Presumably, there will be carefully-chosen fights, but there is absolutely no reason things can’t be agreed. Delivering a budget doesn’t necessarily lock the Taoiseach into government for the winter, which is exactly where Micheál Martin wants him. But all the while, time is passing, and opportunities narrowing.
There is an unknowable denouement on Brexit, where, either it hasn’t been agreed and there won’t be another delay, or it becomes delayed again.
And there is French president, Emmanuel Macron, who might not agree to any further delay at all, and, in circumstances where nothing is agreed, trigger a hard Brexit.
Then, a scary moment becomes a nightmare. Managing the end-of-life process, like landing the aeroplane, is the trickiest moment in government. Your closing speech has to be your best. Pulling apart the edifice of government here, in circumstances reeking of political opportunism, won’t end well.
Going to the country against the flaming backdrop of no-deal will unnerve every beast in the forest. Staying on for the winter, because you can’t get out, is a slow sapping of political capital.
It is the considerable achievement of Fianna Fáil, and of Micheál Martin, especially, to still be in existence, and seemingly now in contention. Confidence-and-supply will rank as the gold standard in masterly inactivity for years to come. I think they are in contention, but possibly unaware of, and unprepared for, the threat to come.
The longer Martin can hold Varadkar in government, the smaller the handicap he has on the day the election is called. The day after, however, he and his party will face a public inquisition, under strobe lights more intense than any they have faced since 2007.
Then, they were an unpopular incumbent government, fighting a rearguard action. It was because Fine Gael were deemed unready that an unloved Fianna Fáil came back into government.
The corollary is that the relentless test that Fine Gael and Enda Kenny faced, and failed, in 2007, now awaits Fianna Fáil. Peak-Leo may have passed, Fianna Fáil candidates in key constituencies may be better-placed than their national poll numbers indicate, but a fundamental questions remains: is Fianna Fáil an alternative government, in-waiting? Because the sum of the combined parts of the two big parties is significantly less, the stakes may be smaller. But at stake is the driving seat in the government formation process thereafter.
In 2007, a beleaguered Bertie Ahern succeeded in defining Enda Kenny in the one-on-one debate.
In 2016, Fianna Fáil were so far back in the field no such debate occurred, and, instead, a jumble of four leaders slugged it out, fairly pointlessly. Martin needs the framing of a one-on-one debate with Varadkar, but he can’t be certain he’ll get it and Varadkar can be good on television.
Down the field, the challenge deepens. Over-confidence and an innate ability to be overweening may temper the advantage of the Government, but stretches of the Fianna Fáil front bench are conspicuously weak.
That is compounded by a sense of a team that frequently doesn’t exist outside the frame of the obligatory photograph.

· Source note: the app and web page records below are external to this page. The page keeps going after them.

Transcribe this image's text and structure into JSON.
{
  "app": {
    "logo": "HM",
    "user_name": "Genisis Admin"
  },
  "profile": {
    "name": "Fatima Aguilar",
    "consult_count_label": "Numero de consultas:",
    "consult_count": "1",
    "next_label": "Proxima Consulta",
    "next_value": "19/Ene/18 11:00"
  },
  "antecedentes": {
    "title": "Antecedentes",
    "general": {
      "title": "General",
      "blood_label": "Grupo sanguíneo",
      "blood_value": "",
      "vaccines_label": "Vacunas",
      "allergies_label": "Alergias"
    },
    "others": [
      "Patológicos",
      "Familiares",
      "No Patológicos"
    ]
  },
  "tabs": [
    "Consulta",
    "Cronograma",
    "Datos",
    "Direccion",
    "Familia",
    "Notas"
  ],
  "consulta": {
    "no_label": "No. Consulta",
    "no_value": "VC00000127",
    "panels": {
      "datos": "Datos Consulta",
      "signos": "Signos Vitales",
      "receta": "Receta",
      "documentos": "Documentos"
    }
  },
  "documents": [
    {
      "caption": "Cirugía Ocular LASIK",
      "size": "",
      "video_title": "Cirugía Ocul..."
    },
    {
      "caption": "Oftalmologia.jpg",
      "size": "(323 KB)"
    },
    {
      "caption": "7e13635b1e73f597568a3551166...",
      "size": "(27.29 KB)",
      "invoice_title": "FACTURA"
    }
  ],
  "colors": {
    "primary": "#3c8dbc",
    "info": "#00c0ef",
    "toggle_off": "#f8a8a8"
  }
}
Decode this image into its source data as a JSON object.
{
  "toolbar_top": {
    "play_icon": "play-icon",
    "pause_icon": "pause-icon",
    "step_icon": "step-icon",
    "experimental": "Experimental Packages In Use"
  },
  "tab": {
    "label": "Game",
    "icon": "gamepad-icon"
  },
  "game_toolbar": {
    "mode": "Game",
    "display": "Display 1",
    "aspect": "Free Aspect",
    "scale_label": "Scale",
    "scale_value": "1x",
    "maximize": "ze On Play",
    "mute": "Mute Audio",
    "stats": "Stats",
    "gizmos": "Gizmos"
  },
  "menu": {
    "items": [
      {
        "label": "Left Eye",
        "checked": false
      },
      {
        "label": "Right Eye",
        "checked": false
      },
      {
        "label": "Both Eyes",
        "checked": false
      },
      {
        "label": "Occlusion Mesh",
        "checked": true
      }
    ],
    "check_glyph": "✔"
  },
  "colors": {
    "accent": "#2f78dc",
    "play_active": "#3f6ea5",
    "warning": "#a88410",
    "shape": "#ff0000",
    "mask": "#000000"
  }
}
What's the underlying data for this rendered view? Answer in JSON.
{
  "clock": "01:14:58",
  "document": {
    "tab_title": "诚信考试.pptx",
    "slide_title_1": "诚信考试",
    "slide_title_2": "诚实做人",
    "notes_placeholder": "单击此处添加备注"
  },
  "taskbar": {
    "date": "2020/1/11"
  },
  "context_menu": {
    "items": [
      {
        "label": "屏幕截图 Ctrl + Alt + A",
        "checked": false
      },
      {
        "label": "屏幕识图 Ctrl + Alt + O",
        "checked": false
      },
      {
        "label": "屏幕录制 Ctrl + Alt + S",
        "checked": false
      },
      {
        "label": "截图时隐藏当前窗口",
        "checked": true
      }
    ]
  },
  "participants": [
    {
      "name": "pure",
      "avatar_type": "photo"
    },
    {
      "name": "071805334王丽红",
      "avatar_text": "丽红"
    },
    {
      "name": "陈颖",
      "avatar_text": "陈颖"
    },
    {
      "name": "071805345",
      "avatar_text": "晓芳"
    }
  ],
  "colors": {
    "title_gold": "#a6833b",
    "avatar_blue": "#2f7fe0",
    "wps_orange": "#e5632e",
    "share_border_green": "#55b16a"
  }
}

Martin has surprised his detractors with his stamina, but among his elected colleagues, there is little cohesion, and sometimes a marked absence of affection.
It was always thus to an extent, but things will be tested. Policies will be relentlessly examined. Having a go won’t get you far. All of which is to say that time generally — and Brexit and its timings, especially — influences when, and in what circumstances, we have an election.
Becoming contenders again put Fianna Fáil up for a test most of them have never faced, and seemingly don’t realise is coming. For Martin, a surplus of singularity over collegiality may work in opposition, but elections require marshalling numbers across the airwaves, in and out of television studios and through the questioning glare of the media and public alike.
The past economic crash will be raked up. It is true what Fianna Fáil say about the election being closer than national polls indicate. That is precisely the reason they are closer to the tip of a red-hot poker than they realise.